Thursday, July 16th, 2009

Talk about a “cool” jobthe head veterinary technician at The Iditarod Sled Dog Race has just that!

Here, Discovery’s Kasey-Dee Gardner talks to Jan Bullock, who is in charge of taking care of the canine athletes racing in the Iditarod.

Video: Courtesy of YouTube/Discovery News.

See the race for yourself on our Iditarod experience.

What’s your favorite sporting event? Share below.

The Excitement of the Iditarod

Monday, June 15th, 2009

Alyssa Bobst is Program Support Coordinator at Smithsonian Journeys. She earned a Bachelor’s degree in Anthropology, with minors in International Studies and Arabic, from Washington University in St. Louis. Recently, she got a taste of the Iditarod, in advance of our new 2010 Iditarod tour. Click here for Alyssa’s full bio.

Musher and 2009 Iditarod winner Lance Mackey at the Ceremonial Start in Anchorage, Alaska. Photo: Alyssa Bobst
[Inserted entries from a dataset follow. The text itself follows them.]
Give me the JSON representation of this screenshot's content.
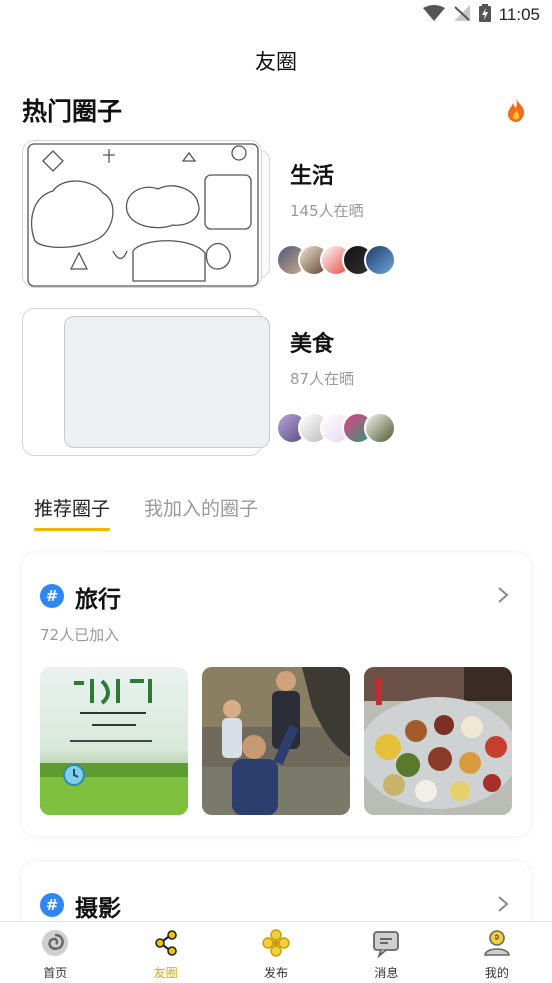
{
  "status_bar": {
    "time": "11:05"
  },
  "header": {
    "title": "友圈"
  },
  "hot_section": {
    "title": "热门圈子",
    "circles": [
      {
        "name": "生活",
        "count": "145人在晒"
      },
      {
        "name": "美食",
        "count": "87人在晒"
      }
    ]
  },
  "tabs": [
    {
      "label": "推荐圈子",
      "active": true
    },
    {
      "label": "我加入的圈子",
      "active": false
    }
  ],
  "recommended": [
    {
      "name": "旅行",
      "count": "72人已加入"
    },
    {
      "name": "摄影",
      "count": ""
    }
  ],
  "bottom_nav": [
    {
      "label": "首页",
      "active": false
    },
    {
      "label": "友圈",
      "active": true
    },
    {
      "label": "发布",
      "active": false
    },
    {
      "label": "消息",
      "active": false
    },
    {
      "label": "我的",
      "active": false
    }
  ],
  "colors": {
    "accent": "#f2b705",
    "tag_blue": "#2f86f6"
  }
}
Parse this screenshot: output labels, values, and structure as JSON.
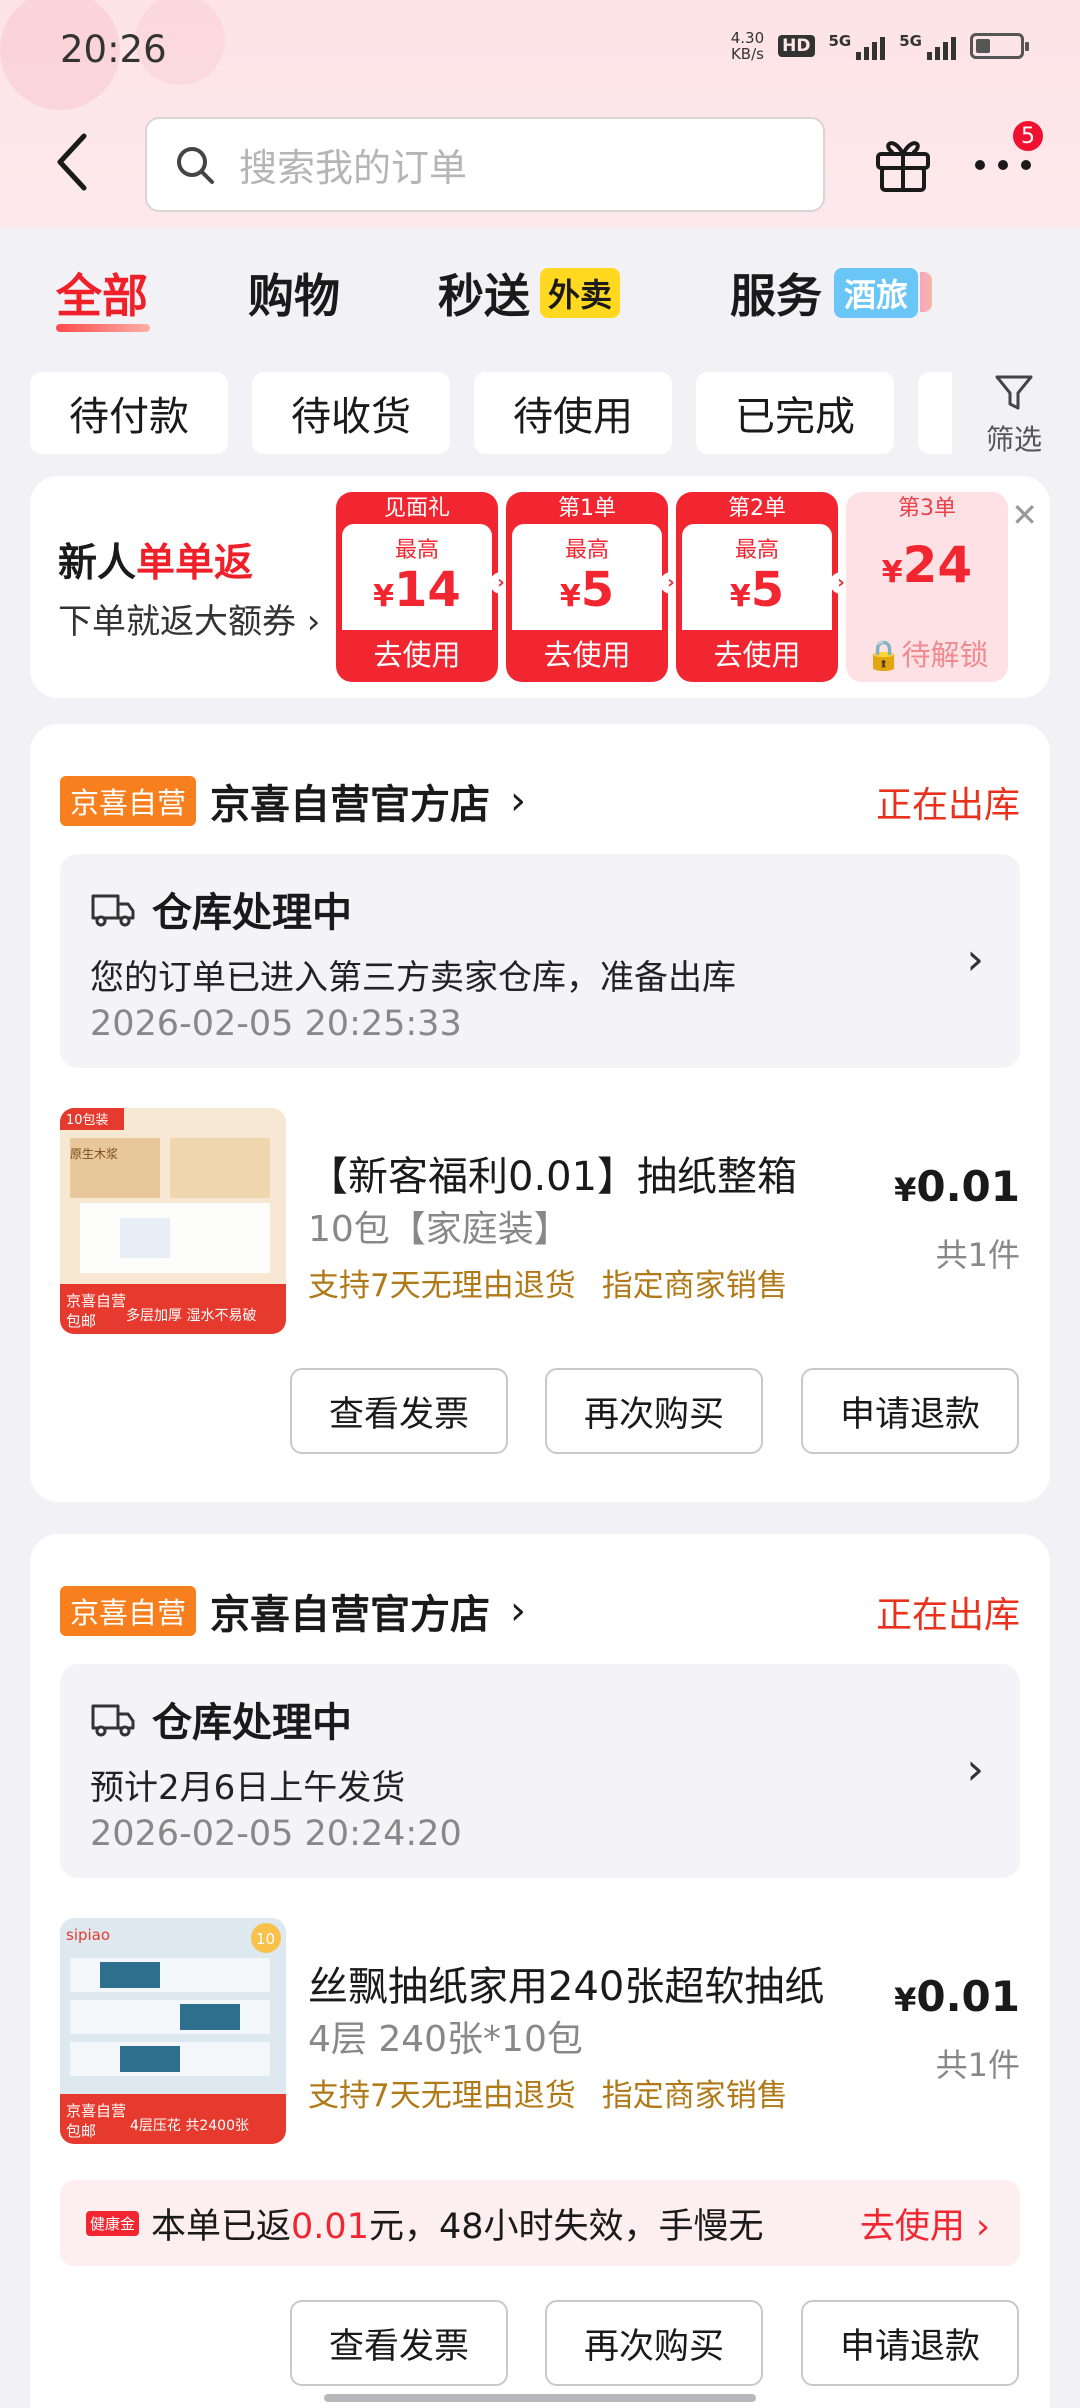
{
  "status_bar": {
    "time": "20:26",
    "net_speed_value": "4.30",
    "net_speed_unit": "KB/s",
    "hd_label": "HD",
    "sim1_label": "5G",
    "sim2_label": "5G"
  },
  "header": {
    "search_placeholder": "搜索我的订单",
    "notification_count": "5"
  },
  "tabs": [
    {
      "label": "全部"
    },
    {
      "label": "购物"
    },
    {
      "label": "秒送",
      "tag": "外卖"
    },
    {
      "label": "服务",
      "tag": "酒旅"
    }
  ],
  "filter_chips": [
    "待付款",
    "待收货",
    "待使用",
    "已完成"
  ],
  "filter_button_label": "筛选",
  "promo": {
    "title_black": "新人",
    "title_red": "单单返",
    "subtitle": "下单就返大额券",
    "coupons": [
      {
        "head": "见面礼",
        "top": "最高",
        "currency": "¥",
        "amount": "14",
        "button": "去使用"
      },
      {
        "head": "第1单",
        "top": "最高",
        "currency": "¥",
        "amount": "5",
        "button": "去使用"
      },
      {
        "head": "第2单",
        "top": "最高",
        "currency": "¥",
        "amount": "5",
        "button": "去使用"
      },
      {
        "head": "第3单",
        "currency": "¥",
        "amount": "24",
        "button": "待解锁"
      }
    ]
  },
  "orders": [
    {
      "store_tag": "京喜自营",
      "store_name": "京喜自营官方店",
      "status": "正在出库",
      "ship_title": "仓库处理中",
      "ship_desc": "您的订单已进入第三方卖家仓库，准备出库",
      "ship_time": "2026-02-05 20:25:33",
      "product_title": "【新客福利0.01】抽纸整箱",
      "product_spec": "10包【家庭装】",
      "tags": [
        "支持7天无理由退货",
        "指定商家销售"
      ],
      "price_symbol": "¥",
      "price": "0.01",
      "qty": "共1件",
      "thumb_badge": "10包装",
      "thumb_brand": "原生木浆",
      "thumb_footer": "多层加厚 湿水不易破",
      "thumb_corner": "京喜自营\n包邮",
      "buttons": [
        "查看发票",
        "再次购买",
        "申请退款"
      ]
    },
    {
      "store_tag": "京喜自营",
      "store_name": "京喜自营官方店",
      "status": "正在出库",
      "ship_title": "仓库处理中",
      "ship_desc": "预计2月6日上午发货",
      "ship_time": "2026-02-05 20:24:20",
      "product_title": "丝飘抽纸家用240张超软抽纸",
      "product_spec": "4层 240张*10包",
      "tags": [
        "支持7天无理由退货",
        "指定商家销售"
      ],
      "price_symbol": "¥",
      "price": "0.01",
      "qty": "共1件",
      "thumb_badge": "10",
      "thumb_brand": "sipiao",
      "thumb_footer": "4层压花 共2400张",
      "thumb_corner": "京喜自营\n包邮",
      "rebate_icon": "健康金",
      "rebate_before": "本单已返",
      "rebate_amount": "0.01",
      "rebate_after": "元，48小时失效，手慢无",
      "rebate_action": "去使用",
      "buttons": [
        "查看发票",
        "再次购买",
        "申请退款"
      ]
    }
  ],
  "colors": {
    "accent_red": "#f0202a",
    "status_orange": "#e8321e",
    "store_tag_orange": "#f77f1d",
    "service_tag_gold": "#b07a18"
  }
}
Musher and 2009 Iditarod winner Lance Mackey at the Ceremonial Start in Anchorage. Photo: Alyssa Bobst

Jeff King, four-time winner of the Iditarod Race, stood right in front of me signing an autograph for an awe-struck teenage boy. In the next street over Lance Mackey, soon-to-be winner of the 2009 race, was talking to an animated reporter of a local news channel as fans and volunteers clamored around him for a picture. In the early hours of the morning, Anchorage was waking up and preparing for the Ceremonial Race Start activities before the mushers hit the Iditarod trail to work their way to the finish in Nome.

Commemorating a challenging history in wild Alaska, the Iditarod Trail Sled Dog Race has become a highly competitive sport. What began in 1973 as a project to celebrate Alaska’s Centennial Year now draws mushers from all over the world. Prior to the 1920s dog teams were used to cover rough terrain that was highly impassible for everything except dog sleds. The Iditarod Trail was a heavily traveled route used to carry mail, transport supplies to small isolated communities, and take gold out. In 1925, dog sleds carried medication to combat a diphtheria epidemic in Nome. With no other way to reach the residents, the mushers and their dogs saved many lives.

I learned the history of the Iditarod Race and why it is important to Alaska’s identity from locals, volunteers, and others in my tour group. During this time of year, the Iditarod is the only thing people talk about and they were delighted to share their knowledge with me, a first-timer to Alaska and the Iditarod. The Race attracts mushers, volunteers, and thousands of visitors from all over the world coming together and creating an international community to witness “The Last Great Race on Earth.” (more…)